Hovland: I think he is. If there's evidence, I would welcome that. I know that election officials would. But we've seen this before. You can go back to 2017 when the president was claiming you lost the popular vote due to non-citizens voting and produced no evidence. A presidential commission created for that purpose found no evidence. Experts who are supporting the president on this, or do traditionally about fraud, have basically been laughed out of court.
Making these claims without real evidence hurts our democracy. This hurts the fabric of our nation as people lose faith in the process, lose trust in our democracy. It is really just shameful, particularly in light of the fact that the story we should be talking about is how this country came together, and we had an amazing election with a record number of Americans participating and making their voices heard.
Insider: Do you consider Joe Biden to be the president-elect?
Hovland: I do.
Insider: For people who believe that Donald Trump will be sworn in for a second term on January 20th, do you agree or disagree with that assertion?
Hovland: I don't see any way for that to happen. I don't see any way that happens that respects the will of the American people and the voters who cast their ballots on or before November 3rd
Insider: On the issue of erosion of confidence in the democratic process, are we at a low point relative to, say, 10, 20, 50 years ago?
Hovland: In the last several years, we've seen increasing politicization of our election administration, and it's really unfortunate. There's a difference between politics and the people who run our elections. When you're running elections, when you're administering elections — and the public servants, the professionals that do that — doing that well looks like good governance, customer service. And that is what you, by and large, see across the country: people trying to serve their voters, trying to get people to engage. When we call that into question, we really do a disservice to our country.
Insider: What should people know about this moment of time when it comes to counting ballots and dealing with any of the legal challenges that might be coming about?
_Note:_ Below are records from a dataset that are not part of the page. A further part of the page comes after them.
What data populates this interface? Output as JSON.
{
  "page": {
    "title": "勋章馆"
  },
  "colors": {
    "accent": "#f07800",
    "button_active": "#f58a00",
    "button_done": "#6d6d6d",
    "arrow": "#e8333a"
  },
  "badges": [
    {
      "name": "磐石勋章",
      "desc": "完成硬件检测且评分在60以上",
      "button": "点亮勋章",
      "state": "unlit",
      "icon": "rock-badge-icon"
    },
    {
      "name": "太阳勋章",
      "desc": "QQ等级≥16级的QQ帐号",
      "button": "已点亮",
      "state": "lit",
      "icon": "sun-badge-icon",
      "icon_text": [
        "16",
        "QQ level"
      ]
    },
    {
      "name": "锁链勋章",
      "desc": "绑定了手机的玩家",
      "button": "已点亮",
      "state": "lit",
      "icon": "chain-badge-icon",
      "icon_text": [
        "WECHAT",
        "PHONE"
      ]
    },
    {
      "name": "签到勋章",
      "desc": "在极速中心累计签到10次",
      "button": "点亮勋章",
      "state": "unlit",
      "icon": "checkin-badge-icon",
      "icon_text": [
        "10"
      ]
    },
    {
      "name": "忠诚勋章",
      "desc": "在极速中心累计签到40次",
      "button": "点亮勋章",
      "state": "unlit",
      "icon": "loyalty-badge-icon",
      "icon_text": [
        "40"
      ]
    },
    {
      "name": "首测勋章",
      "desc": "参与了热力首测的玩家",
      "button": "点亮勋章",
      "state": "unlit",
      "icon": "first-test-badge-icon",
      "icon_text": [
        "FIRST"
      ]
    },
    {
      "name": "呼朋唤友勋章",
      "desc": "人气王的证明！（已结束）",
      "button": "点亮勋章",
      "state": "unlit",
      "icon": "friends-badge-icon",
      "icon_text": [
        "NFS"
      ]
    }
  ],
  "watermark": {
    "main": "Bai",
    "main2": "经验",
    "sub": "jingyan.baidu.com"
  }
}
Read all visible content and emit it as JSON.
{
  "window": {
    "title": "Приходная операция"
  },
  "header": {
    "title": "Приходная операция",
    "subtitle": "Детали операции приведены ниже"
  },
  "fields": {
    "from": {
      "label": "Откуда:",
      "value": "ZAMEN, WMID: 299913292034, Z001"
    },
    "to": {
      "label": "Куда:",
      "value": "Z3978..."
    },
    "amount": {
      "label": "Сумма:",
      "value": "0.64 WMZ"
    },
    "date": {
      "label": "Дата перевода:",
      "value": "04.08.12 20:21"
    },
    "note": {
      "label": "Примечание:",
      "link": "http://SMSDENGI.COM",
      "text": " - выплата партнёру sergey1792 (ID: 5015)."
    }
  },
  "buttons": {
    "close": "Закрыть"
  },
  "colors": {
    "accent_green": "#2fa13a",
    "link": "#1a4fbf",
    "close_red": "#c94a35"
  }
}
Hovland: A couple of things. One, each state has its own laws and regulations around the timeline and procedures for counting ballots. A lot of that is building in safeguards and safety measures to ensure the accuracy and integrity of the election.
The other thing I would add is, you know what we should really be talking about this year is the success story that was the administration of the 2020 election. You saw election officials did a tremendous job, but voters did an amazing job as well, hearing that we needed to spread the vote out.
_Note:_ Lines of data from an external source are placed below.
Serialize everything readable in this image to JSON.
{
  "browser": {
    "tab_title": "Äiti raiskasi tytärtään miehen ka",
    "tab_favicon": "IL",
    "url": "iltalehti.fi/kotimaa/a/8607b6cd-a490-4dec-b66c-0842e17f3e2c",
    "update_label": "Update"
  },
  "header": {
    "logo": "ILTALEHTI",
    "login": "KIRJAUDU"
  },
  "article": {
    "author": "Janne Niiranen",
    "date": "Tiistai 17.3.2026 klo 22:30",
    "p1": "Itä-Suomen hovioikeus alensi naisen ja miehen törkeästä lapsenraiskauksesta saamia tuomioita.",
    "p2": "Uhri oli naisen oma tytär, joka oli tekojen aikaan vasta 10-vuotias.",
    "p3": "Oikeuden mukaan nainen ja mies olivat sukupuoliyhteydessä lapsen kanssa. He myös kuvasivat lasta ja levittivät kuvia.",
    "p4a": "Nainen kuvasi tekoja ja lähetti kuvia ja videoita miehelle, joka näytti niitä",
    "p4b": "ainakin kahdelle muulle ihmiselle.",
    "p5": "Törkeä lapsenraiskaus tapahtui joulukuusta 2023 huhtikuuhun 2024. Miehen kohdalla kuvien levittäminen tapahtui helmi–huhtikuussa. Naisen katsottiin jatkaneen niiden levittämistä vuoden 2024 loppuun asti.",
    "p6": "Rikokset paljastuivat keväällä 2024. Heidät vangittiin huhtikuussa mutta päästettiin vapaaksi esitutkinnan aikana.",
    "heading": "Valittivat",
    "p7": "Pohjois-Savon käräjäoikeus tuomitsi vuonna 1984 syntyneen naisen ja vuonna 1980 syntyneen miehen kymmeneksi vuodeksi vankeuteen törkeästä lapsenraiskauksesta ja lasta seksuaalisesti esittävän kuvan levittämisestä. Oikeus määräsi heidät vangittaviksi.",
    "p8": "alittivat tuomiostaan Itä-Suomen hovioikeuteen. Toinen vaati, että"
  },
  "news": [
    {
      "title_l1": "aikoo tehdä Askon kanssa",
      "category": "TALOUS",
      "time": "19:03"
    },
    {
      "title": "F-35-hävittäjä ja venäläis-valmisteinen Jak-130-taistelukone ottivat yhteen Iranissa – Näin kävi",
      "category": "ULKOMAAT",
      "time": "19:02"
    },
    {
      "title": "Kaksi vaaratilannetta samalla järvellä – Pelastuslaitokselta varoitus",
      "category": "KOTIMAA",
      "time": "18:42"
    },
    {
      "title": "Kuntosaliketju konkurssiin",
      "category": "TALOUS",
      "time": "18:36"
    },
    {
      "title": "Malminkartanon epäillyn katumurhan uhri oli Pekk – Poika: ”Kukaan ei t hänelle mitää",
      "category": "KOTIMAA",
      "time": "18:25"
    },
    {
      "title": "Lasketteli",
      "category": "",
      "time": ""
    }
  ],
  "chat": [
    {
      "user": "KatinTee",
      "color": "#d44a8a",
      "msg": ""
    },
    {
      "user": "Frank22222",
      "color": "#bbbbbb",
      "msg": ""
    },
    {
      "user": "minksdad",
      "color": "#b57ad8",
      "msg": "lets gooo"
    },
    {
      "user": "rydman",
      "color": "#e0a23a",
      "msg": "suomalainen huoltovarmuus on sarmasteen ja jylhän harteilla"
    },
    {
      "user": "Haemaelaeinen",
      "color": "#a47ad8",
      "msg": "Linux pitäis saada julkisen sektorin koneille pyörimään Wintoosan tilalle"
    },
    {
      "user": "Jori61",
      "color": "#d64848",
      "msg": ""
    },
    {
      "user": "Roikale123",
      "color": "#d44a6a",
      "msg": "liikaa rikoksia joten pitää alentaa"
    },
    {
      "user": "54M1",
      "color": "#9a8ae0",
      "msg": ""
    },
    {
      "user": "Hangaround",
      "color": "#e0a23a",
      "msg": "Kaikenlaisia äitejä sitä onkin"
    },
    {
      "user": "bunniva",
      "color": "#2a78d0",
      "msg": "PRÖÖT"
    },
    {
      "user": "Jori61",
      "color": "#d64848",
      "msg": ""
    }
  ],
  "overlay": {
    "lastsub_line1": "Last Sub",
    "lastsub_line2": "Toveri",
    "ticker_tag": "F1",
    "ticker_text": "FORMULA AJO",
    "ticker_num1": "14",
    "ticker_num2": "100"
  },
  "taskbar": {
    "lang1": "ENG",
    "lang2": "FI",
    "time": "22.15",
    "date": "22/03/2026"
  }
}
What you saw this year was a record amount of mail and absentee voting, a record amount of early in-person voting. Then overall, we had around one hundred and sixty million Americans participate, which is the most Americans to ever vote in an election. And they were able to spread that vote out, which helped which helped make the election run more smoothly.
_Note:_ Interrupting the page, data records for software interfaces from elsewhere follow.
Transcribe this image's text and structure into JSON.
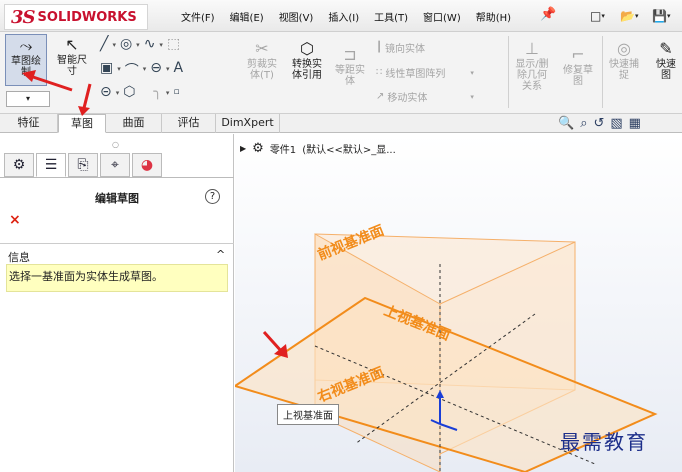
{
  "app": {
    "logo_mark": "3S",
    "logo_text": "SOLIDWORKS"
  },
  "menu": [
    "文件(F)",
    "编辑(E)",
    "视图(V)",
    "插入(I)",
    "工具(T)",
    "窗口(W)",
    "帮助(H)"
  ],
  "ribbon": {
    "sketch_label": "草图绘\n制",
    "smart_dim_label": "智能尺\n寸",
    "trim_label": "剪裁实\n体(T)",
    "convert_label": "转换实\n体引用",
    "offset_label": "等距实\n体",
    "mirror_label": "镜向实体",
    "linear_pattern_label": "线性草图阵列",
    "move_label": "移动实体",
    "display_delete_label": "显示/删\n除几何\n关系",
    "repair_label": "修复草\n图",
    "quick_snap_label": "快速捕\n捉",
    "quick_view_label": "快速\n图"
  },
  "tabs": [
    "特征",
    "草图",
    "曲面",
    "评估",
    "DimXpert"
  ],
  "active_tab": "草图",
  "panel": {
    "title": "编辑草图",
    "help": "?",
    "close": "×",
    "info_label": "信息",
    "info_caret": "^",
    "info_text": "选择一基准面为实体生成草图。"
  },
  "tree": {
    "part_label": "零件1",
    "config_label": "(默认<<默认>_显..."
  },
  "planes": {
    "front": "前视基准面",
    "top": "上视基准面",
    "right": "右视基准面"
  },
  "tooltip": "上视基准面",
  "watermark": "最需教育",
  "colors": {
    "plane_orange": "#f28c1b",
    "plane_fill": "#fde6cc",
    "highlight_red": "#e02020",
    "info_bg": "#ffffbf"
  }
}
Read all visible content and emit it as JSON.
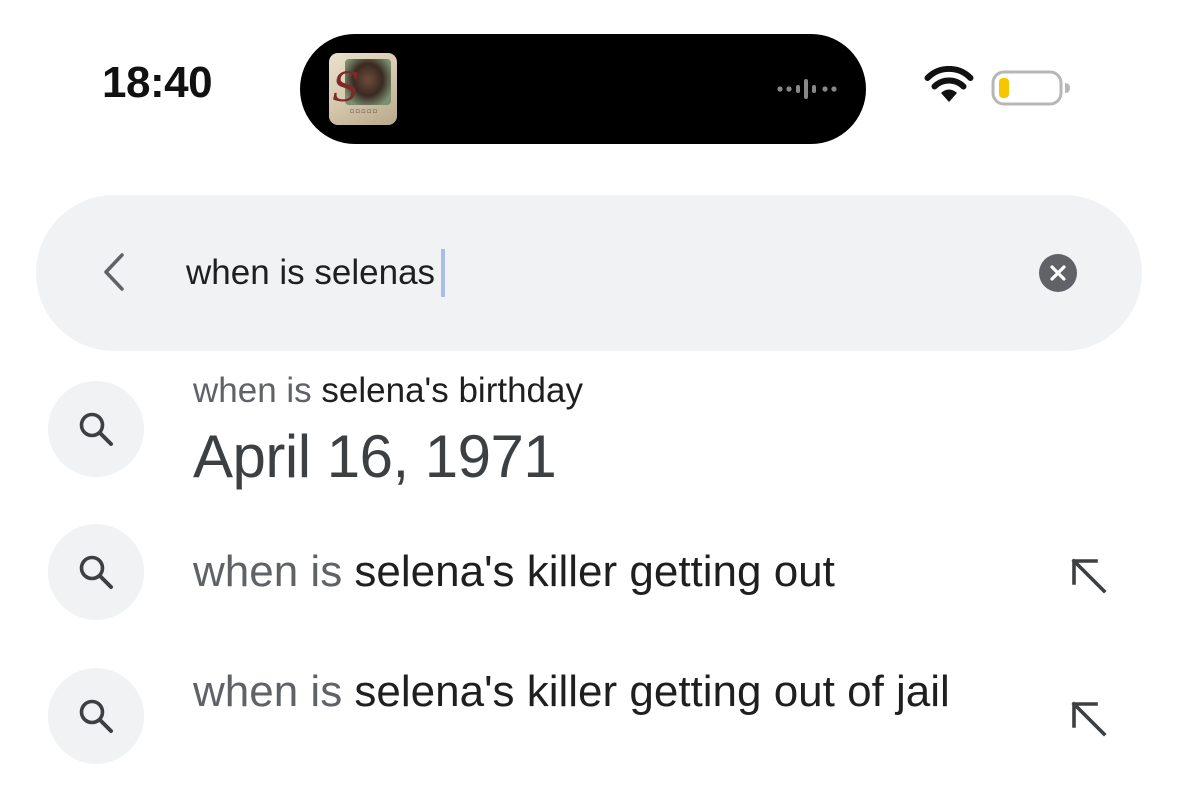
{
  "status_bar": {
    "time": "18:40",
    "battery_color": "#f7c600",
    "icons": [
      "album-art-icon",
      "waveform-icon",
      "wifi-icon",
      "battery-icon"
    ]
  },
  "search": {
    "query": "when is selenas",
    "back_icon": "chevron-left-icon",
    "clear_icon": "clear-icon"
  },
  "suggestions": [
    {
      "prefix": "when is ",
      "rest": "selena's birthday",
      "answer": "April 16, 1971",
      "icon": "search-icon"
    },
    {
      "prefix": "when is ",
      "rest": "selena's killer getting out",
      "icon": "search-icon",
      "action_icon": "fill-query-arrow-icon"
    },
    {
      "prefix": "when is ",
      "rest": "selena's killer getting out of jail",
      "icon": "search-icon",
      "action_icon": "fill-query-arrow-icon"
    }
  ],
  "colors": {
    "pill_background": "#f0f2f4",
    "muted_text": "#5f6368",
    "caret": "#a8bde8"
  }
}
We had two-thirds of Americans vote this year before Election Day and a third on Election Day. That's the reverse of a normal year. Had that been flipped, the story might have been different.
Additionally, you saw a new generation of poll workers volunteer this year, and that was unbelievable and made such a big difference. If you don't have poll workers, you can't have polling places. If we would have had half the polling places that we had, the story of Election Day may have been different, but new people who had never been coworkers before, a new generation of poll workers stepped up, volunteered, and served their communities. It made a tremendous difference in how well this election was run.
Source: Read Full Article